WHAT THE TASK ASKS:
Copy the data as given. No line may be skipped.

Data records for software interfaces
━━━━━━━━━━━━━━━━━━━━━━━━━━━━━━

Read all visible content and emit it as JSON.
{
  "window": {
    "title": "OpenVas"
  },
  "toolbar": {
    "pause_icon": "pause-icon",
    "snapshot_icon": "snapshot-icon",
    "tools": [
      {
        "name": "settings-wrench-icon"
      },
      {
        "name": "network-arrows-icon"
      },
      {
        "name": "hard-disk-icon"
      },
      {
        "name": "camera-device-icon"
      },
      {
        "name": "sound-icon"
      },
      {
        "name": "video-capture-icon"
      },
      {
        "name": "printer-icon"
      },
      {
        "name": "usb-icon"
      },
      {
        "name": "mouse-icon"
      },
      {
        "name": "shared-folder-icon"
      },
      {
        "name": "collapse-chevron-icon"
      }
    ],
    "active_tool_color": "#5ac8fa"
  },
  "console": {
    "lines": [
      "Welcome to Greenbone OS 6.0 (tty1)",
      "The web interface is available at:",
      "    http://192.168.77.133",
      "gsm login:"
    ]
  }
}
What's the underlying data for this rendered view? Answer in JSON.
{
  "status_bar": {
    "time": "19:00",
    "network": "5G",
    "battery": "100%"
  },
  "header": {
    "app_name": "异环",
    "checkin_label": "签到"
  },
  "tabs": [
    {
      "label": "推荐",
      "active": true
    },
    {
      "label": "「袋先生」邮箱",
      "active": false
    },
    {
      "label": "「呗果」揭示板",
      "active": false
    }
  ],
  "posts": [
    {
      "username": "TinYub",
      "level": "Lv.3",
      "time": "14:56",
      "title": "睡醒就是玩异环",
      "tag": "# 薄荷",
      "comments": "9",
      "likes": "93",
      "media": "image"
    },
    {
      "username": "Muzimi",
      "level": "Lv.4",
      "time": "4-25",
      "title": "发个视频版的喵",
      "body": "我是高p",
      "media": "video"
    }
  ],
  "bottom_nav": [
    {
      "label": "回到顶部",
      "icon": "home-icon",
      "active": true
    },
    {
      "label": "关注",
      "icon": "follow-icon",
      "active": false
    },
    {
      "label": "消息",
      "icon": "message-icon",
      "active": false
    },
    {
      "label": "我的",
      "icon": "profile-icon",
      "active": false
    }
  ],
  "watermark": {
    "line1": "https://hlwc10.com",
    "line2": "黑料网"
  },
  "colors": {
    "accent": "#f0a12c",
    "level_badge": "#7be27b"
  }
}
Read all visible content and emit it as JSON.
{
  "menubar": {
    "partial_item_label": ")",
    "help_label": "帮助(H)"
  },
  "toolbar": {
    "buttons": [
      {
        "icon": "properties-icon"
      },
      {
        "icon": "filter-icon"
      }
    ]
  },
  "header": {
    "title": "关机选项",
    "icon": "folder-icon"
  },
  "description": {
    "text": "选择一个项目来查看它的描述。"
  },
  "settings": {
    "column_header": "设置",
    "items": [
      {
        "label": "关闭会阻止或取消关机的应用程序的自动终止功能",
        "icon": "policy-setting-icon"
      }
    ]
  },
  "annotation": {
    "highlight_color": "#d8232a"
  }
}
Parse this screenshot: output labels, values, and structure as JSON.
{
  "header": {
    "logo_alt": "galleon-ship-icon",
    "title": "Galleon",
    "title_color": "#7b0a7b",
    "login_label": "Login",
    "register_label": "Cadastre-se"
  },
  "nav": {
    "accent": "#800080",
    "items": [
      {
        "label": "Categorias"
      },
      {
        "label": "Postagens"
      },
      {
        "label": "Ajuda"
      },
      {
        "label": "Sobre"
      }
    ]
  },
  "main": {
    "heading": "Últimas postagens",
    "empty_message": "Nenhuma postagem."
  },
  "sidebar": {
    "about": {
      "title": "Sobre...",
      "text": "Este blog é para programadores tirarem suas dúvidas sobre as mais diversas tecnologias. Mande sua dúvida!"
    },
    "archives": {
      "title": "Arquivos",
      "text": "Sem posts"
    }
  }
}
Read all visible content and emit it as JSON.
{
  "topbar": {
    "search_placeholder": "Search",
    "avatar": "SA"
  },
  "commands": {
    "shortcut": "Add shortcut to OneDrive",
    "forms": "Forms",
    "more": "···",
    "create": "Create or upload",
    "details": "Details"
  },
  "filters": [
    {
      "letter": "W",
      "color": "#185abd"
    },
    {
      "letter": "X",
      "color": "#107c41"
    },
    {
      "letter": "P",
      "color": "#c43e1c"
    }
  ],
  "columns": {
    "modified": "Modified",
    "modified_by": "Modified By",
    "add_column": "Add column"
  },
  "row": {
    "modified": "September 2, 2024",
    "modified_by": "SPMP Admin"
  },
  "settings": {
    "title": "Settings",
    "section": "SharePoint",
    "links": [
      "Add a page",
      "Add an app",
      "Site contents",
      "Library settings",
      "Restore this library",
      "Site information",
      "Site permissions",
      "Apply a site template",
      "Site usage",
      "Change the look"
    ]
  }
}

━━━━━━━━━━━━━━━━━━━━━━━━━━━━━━

SOLUTION TO THE PROBLEM:
Read all visible content and emit it as JSON.
{
  "window": {
    "title": "OpenVas"
  },
  "toolbar": {
    "pause_icon": "pause-icon",
    "snapshot_icon": "snapshot-icon",
    "tools": [
      {
        "name": "settings-wrench-icon"
      },
      {
        "name": "network-arrows-icon"
      },
      {
        "name": "hard-disk-icon"
      },
      {
        "name": "camera-device-icon"
      },
      {
        "name": "sound-icon"
      },
      {
        "name": "video-capture-icon"
      },
      {
        "name": "printer-icon"
      },
      {
        "name": "usb-icon"
      },
      {
        "name": "mouse-icon"
      },
      {
        "name": "shared-folder-icon"
      },
      {
        "name": "collapse-chevron-icon"
      }
    ],
    "active_tool_color": "#5ac8fa"
  },
  "console": {
    "lines": [
      "Welcome to Greenbone OS 6.0 (tty1)",
      "The web interface is available at:",
      "    http://192.168.77.133",
      "gsm login:"
    ]
  }
}
What's the underlying data for this rendered view? Answer in JSON.
{
  "status_bar": {
    "time": "19:00",
    "network": "5G",
    "battery": "100%"
  },
  "header": {
    "app_name": "异环",
    "checkin_label": "签到"
  },
  "tabs": [
    {
      "label": "推荐",
      "active": true
    },
    {
      "label": "「袋先生」邮箱",
      "active": false
    },
    {
      "label": "「呗果」揭示板",
      "active": false
    }
  ],
  "posts": [
    {
      "username": "TinYub",
      "level": "Lv.3",
      "time": "14:56",
      "title": "睡醒就是玩异环",
      "tag": "# 薄荷",
      "comments": "9",
      "likes": "93",
      "media": "image"
    },
    {
      "username": "Muzimi",
      "level": "Lv.4",
      "time": "4-25",
      "title": "发个视频版的喵",
      "body": "我是高p",
      "media": "video"
    }
  ],
  "bottom_nav": [
    {
      "label": "回到顶部",
      "icon": "home-icon",
      "active": true
    },
    {
      "label": "关注",
      "icon": "follow-icon",
      "active": false
    },
    {
      "label": "消息",
      "icon": "message-icon",
      "active": false
    },
    {
      "label": "我的",
      "icon": "profile-icon",
      "active": false
    }
  ],
  "watermark": {
    "line1": "https://hlwc10.com",
    "line2": "黑料网"
  },
  "colors": {
    "accent": "#f0a12c",
    "level_badge": "#7be27b"
  }
}
Read all visible content and emit it as JSON.
{
  "menubar": {
    "partial_item_label": ")",
    "help_label": "帮助(H)"
  },
  "toolbar": {
    "buttons": [
      {
        "icon": "properties-icon"
      },
      {
        "icon": "filter-icon"
      }
    ]
  },
  "header": {
    "title": "关机选项",
    "icon": "folder-icon"
  },
  "description": {
    "text": "选择一个项目来查看它的描述。"
  },
  "settings": {
    "column_header": "设置",
    "items": [
      {
        "label": "关闭会阻止或取消关机的应用程序的自动终止功能",
        "icon": "policy-setting-icon"
      }
    ]
  },
  "annotation": {
    "highlight_color": "#d8232a"
  }
}
Parse this screenshot: output labels, values, and structure as JSON.
{
  "header": {
    "logo_alt": "galleon-ship-icon",
    "title": "Galleon",
    "title_color": "#7b0a7b",
    "login_label": "Login",
    "register_label": "Cadastre-se"
  },
  "nav": {
    "accent": "#800080",
    "items": [
      {
        "label": "Categorias"
      },
      {
        "label": "Postagens"
      },
      {
        "label": "Ajuda"
      },
      {
        "label": "Sobre"
      }
    ]
  },
  "main": {
    "heading": "Últimas postagens",
    "empty_message": "Nenhuma postagem."
  },
  "sidebar": {
    "about": {
      "title": "Sobre...",
      "text": "Este blog é para programadores tirarem suas dúvidas sobre as mais diversas tecnologias. Mande sua dúvida!"
    },
    "archives": {
      "title": "Arquivos",
      "text": "Sem posts"
    }
  }
}
Read all visible content and emit it as JSON.
{
  "topbar": {
    "search_placeholder": "Search",
    "avatar": "SA"
  },
  "commands": {
    "shortcut": "Add shortcut to OneDrive",
    "forms": "Forms",
    "more": "···",
    "create": "Create or upload",
    "details": "Details"
  },
  "filters": [
    {
      "letter": "W",
      "color": "#185abd"
    },
    {
      "letter": "X",
      "color": "#107c41"
    },
    {
      "letter": "P",
      "color": "#c43e1c"
    }
  ],
  "columns": {
    "modified": "Modified",
    "modified_by": "Modified By",
    "add_column": "Add column"
  },
  "row": {
    "modified": "September 2, 2024",
    "modified_by": "SPMP Admin"
  },
  "settings": {
    "title": "Settings",
    "section": "SharePoint",
    "links": [
      "Add a page",
      "Add an app",
      "Site contents",
      "Library settings",
      "Restore this library",
      "Site information",
      "Site permissions",
      "Apply a site template",
      "Site usage",
      "Change the look"
    ]
  }
}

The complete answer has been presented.